Work request:
Each of the following records is to be printed verbatim.
───
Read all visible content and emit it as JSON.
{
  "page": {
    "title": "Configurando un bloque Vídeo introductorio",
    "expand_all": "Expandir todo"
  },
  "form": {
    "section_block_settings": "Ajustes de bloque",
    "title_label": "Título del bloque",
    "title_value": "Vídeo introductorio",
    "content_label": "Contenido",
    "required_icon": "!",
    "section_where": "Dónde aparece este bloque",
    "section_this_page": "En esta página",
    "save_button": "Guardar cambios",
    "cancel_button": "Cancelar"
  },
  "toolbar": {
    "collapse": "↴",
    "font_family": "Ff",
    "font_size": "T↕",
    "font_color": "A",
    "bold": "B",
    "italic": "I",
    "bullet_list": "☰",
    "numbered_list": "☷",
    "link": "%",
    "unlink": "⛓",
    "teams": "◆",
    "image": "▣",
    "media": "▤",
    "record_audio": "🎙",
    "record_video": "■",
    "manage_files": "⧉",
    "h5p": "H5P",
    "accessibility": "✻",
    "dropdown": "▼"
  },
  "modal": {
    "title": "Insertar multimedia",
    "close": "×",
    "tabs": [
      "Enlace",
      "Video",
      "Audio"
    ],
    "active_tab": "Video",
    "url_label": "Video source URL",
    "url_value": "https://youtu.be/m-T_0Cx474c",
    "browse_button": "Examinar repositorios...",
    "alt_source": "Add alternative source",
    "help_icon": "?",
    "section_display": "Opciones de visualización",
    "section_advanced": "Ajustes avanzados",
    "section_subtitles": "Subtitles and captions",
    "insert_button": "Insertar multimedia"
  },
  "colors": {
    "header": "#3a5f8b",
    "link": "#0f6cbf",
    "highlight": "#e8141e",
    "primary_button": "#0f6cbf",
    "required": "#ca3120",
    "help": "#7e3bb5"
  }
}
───
Answer to the problem:
Read all visible content and emit it as JSON.
{
  "page": {
    "title": "Configurando un bloque Vídeo introductorio",
    "expand_all": "Expandir todo"
  },
  "form": {
    "section_block_settings": "Ajustes de bloque",
    "title_label": "Título del bloque",
    "title_value": "Vídeo introductorio",
    "content_label": "Contenido",
    "required_icon": "!",
    "section_where": "Dónde aparece este bloque",
    "section_this_page": "En esta página",
    "save_button": "Guardar cambios",
    "cancel_button": "Cancelar"
  },
  "toolbar": {
    "collapse": "↴",
    "font_family": "Ff",
    "font_size": "T↕",
    "font_color": "A",
    "bold": "B",
    "italic": "I",
    "bullet_list": "☰",
    "numbered_list": "☷",
    "link": "%",
    "unlink": "⛓",
    "teams": "◆",
    "image": "▣",
    "media": "▤",
    "record_audio": "🎙",
    "record_video": "■",
    "manage_files": "⧉",
    "h5p": "H5P",
    "accessibility": "✻",
    "dropdown": "▼"
  },
  "modal": {
    "title": "Insertar multimedia",
    "close": "×",
    "tabs": [
      "Enlace",
      "Video",
      "Audio"
    ],
    "active_tab": "Video",
    "url_label": "Video source URL",
    "url_value": "https://youtu.be/m-T_0Cx474c",
    "browse_button": "Examinar repositorios...",
    "alt_source": "Add alternative source",
    "help_icon": "?",
    "section_display": "Opciones de visualización",
    "section_advanced": "Ajustes avanzados",
    "section_subtitles": "Subtitles and captions",
    "insert_button": "Insertar multimedia"
  },
  "colors": {
    "header": "#3a5f8b",
    "link": "#0f6cbf",
    "highlight": "#e8141e",
    "primary_button": "#0f6cbf",
    "required": "#ca3120",
    "help": "#7e3bb5"
  }
}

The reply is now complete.